This is an authoritative guide to interview questions for anyone seeking a human resources specialist position. Use this guide to interview for HR specialist positions. Interviewers can use this guide to formulate questions to ask HR candidates. See “Interview questions for manager” for HR manager questions.
Many see the opportunity to work with people as desirable feature of being a human resources professional. That is in spite of the fact that many other professions in the U.S. employ more than 450,000 working as an HR specialist and many pay greater than the median of $55,800 annually, according to Bureau of Labor Statistics wage data.
Expect technical questions if the job is not entry level. Read the position requirements in the job ad and be prepared to describe your accomplishments in those areas. Interviewers should refer to internal job descriptions to formulate questions.
Past behaviors are the best predictor of future behaviors. Therefore, expect to be asked about what you have done in previous jobs, school or other venues. You need to think through very specific accomplishments related to job characteristics. Stop to take time to think through your answer to many of the questions. Effective interviewers will actually ask you to take time to think about your answers. It is more important to think through and accurately describe yourself and your accomplishments than to show you can answer questions quickly. Quick answers will more likely be less effective answers.
Preparing for the interview
Each answer should follow the STAR format, or Situation, Task, Action, Result.

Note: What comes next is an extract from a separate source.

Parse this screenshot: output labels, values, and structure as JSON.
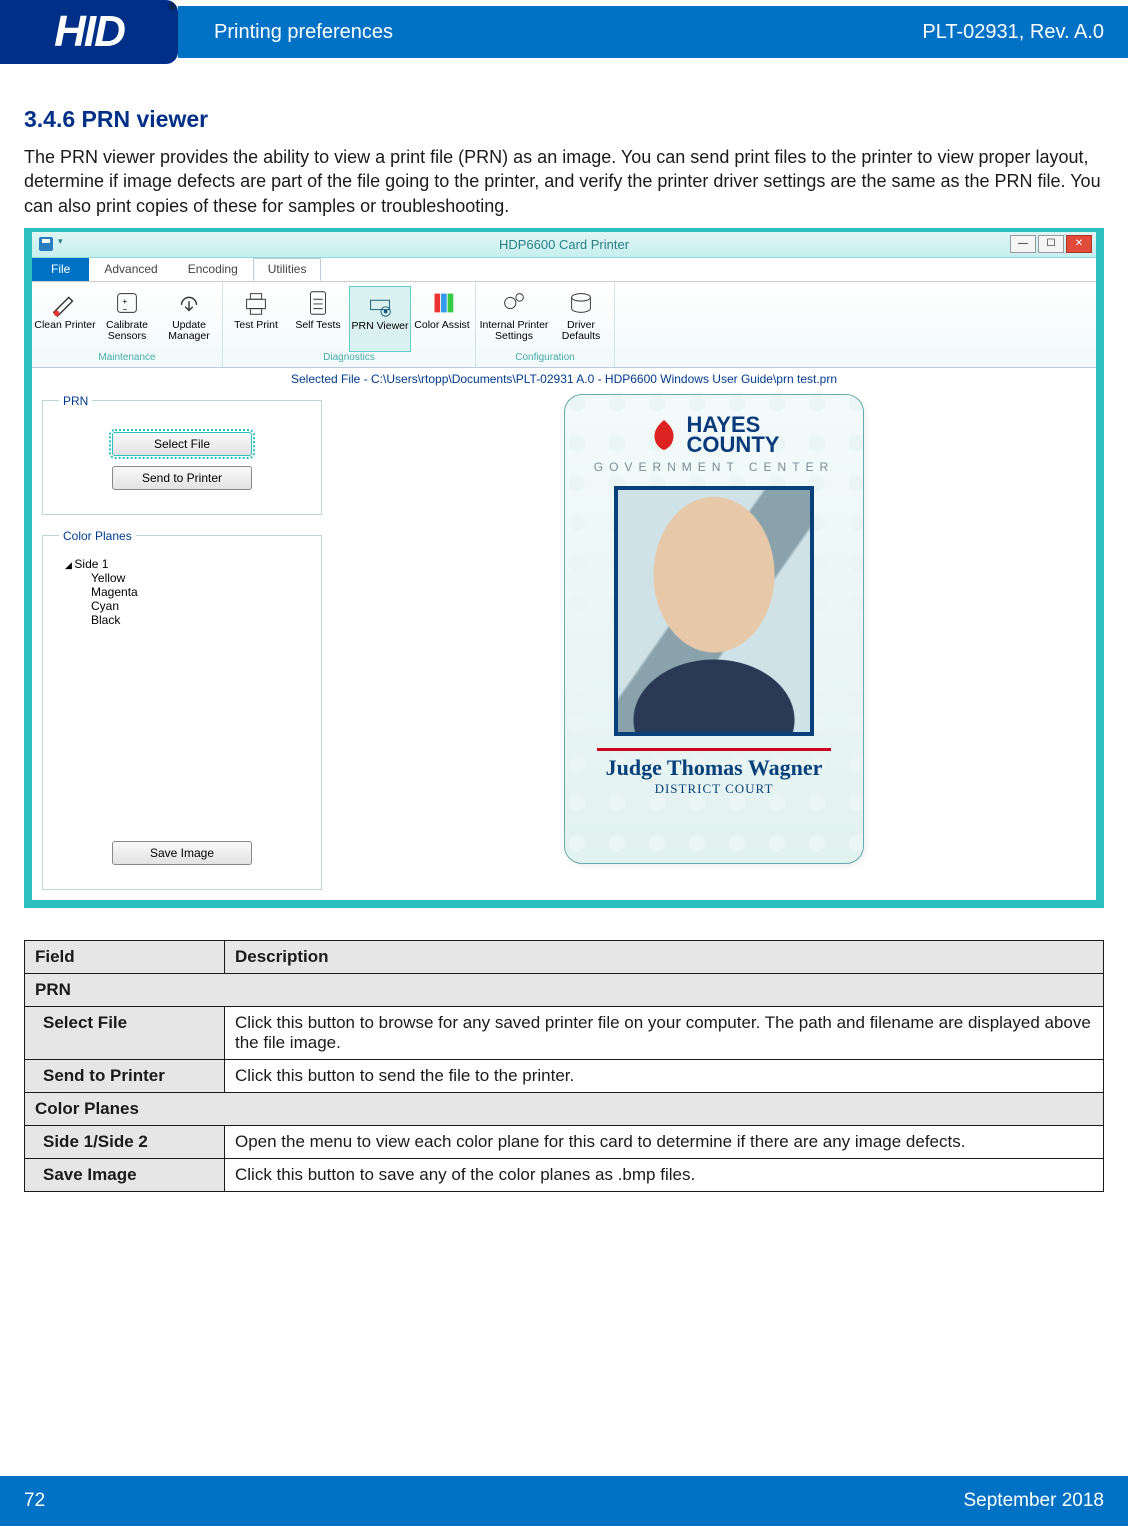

- Describe the situation (S) in one or two sentences. Give the listener an idea of the context and the importance of the situation.
- Your task (T) should be summed up as, “It was my job to…”
- Detail your actions (A) in first person. (Say “I did this” and not “we did that.”)
- Focus on results (R): how you improved your organization, how you helped a person or how you benefited from the experience.
Think in terms of an elevator speech. In other words, you are going up an elevator and the chief executive in your organization asks, “How are you doing on that project?” Be ready to answer, “As you may recall, I was asked to improve our new employee orientation. I organized a cross functional group to identify the important elements. I implemented their suggestions and now new employees are responding with higher satisfaction ratings. Several supervisors have commented on how our new employee follow up program is helping them.” It should take only two or three minutes to answer the question.
Recency and frequency
Interviewers are going to weight recent and more frequent experiences as better indicators of job success.
The Department of Labor’s O*Net website defines and weights work styles related to success of human resources specialists as follows.
- 94% - Attention to Detail
- 93% - Integrity
- 91% - Cooperation
- 89% - Concern for Others
- 89% - Dependability
- 85% - Independence
- 82% - Self Control
- 80% - Initiative
Take a look at the pictures to see behavioral questions for each category.
What human resources professionals do
HR specialists recruit and help select job applicants; conduct new employee orientation; develop and maintain HR policies, job descriptions, compensation, benefits, schedules, working conditions, or promotion opportunities; interpret and explain laws, standards, or regulations (e.g., Equal Employment Opportunity and affirmative action guidelines and laws); address employee relations issues; maintain employment records and human resources documents.